Task prompt:
The answer must be a single number: how many lines of the records below hold the word "JSON".

[Entries taken from a collection]
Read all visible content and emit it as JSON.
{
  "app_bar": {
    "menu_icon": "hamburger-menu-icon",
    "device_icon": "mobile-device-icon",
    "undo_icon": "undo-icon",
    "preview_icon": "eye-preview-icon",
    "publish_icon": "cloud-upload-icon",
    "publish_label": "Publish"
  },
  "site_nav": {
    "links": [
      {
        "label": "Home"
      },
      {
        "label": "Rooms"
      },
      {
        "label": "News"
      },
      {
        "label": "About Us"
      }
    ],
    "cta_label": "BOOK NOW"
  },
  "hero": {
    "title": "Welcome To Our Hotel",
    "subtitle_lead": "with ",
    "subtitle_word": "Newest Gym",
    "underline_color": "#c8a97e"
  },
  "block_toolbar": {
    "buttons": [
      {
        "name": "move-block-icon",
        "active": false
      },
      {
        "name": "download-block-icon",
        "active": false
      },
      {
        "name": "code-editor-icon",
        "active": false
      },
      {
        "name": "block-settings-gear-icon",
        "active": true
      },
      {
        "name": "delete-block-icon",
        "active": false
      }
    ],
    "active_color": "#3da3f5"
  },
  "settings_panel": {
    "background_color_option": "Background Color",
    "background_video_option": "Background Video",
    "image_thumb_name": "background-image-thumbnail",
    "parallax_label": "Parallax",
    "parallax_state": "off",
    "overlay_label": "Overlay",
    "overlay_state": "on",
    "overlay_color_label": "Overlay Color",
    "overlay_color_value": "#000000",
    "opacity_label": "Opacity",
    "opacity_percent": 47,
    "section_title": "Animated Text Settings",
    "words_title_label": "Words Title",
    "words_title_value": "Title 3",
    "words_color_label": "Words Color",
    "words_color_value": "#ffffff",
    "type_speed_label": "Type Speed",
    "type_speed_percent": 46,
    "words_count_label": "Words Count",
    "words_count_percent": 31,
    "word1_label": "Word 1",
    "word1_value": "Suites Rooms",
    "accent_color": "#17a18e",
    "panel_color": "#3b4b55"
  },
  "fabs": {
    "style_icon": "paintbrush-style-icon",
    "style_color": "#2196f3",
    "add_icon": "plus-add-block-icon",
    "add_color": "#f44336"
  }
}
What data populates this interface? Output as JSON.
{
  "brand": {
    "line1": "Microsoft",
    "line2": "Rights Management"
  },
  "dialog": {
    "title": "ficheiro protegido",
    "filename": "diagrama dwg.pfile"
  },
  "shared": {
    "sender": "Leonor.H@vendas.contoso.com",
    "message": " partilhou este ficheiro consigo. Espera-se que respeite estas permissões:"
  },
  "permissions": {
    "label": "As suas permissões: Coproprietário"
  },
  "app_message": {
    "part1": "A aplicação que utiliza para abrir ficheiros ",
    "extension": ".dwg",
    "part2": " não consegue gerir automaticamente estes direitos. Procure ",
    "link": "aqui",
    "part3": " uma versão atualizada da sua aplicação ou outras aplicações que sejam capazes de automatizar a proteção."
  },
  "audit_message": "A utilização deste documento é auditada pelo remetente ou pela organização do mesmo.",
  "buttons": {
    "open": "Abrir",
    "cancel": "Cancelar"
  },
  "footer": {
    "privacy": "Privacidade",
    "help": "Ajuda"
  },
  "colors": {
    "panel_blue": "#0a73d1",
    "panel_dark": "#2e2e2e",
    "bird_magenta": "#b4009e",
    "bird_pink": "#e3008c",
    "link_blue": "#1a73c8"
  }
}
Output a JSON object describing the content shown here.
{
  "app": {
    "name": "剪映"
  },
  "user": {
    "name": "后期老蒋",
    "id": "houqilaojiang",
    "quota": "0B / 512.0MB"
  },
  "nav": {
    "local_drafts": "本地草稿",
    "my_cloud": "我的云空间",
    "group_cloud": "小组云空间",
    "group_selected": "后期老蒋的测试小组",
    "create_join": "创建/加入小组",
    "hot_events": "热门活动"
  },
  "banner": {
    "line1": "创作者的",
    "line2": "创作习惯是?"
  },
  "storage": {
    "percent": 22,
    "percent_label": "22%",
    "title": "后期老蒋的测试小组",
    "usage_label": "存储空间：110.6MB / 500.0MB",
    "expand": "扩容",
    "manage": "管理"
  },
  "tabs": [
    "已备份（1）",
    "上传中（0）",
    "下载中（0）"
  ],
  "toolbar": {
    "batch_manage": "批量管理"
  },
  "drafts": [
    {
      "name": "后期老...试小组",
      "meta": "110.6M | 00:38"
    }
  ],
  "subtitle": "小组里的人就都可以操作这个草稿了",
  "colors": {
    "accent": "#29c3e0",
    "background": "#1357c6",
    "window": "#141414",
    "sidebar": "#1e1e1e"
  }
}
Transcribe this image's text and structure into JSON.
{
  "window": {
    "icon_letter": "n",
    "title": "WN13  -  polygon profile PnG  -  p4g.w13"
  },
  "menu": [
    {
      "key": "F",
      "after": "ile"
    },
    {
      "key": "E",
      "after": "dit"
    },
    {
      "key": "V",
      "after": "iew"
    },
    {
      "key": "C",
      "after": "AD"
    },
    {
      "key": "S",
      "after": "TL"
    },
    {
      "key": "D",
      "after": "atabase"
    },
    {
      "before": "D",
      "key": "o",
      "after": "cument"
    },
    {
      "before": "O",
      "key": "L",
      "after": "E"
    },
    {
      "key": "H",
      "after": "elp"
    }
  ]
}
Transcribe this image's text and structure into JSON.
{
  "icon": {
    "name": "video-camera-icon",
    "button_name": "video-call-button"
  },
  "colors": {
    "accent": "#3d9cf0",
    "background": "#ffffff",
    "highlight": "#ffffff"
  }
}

Task output:
5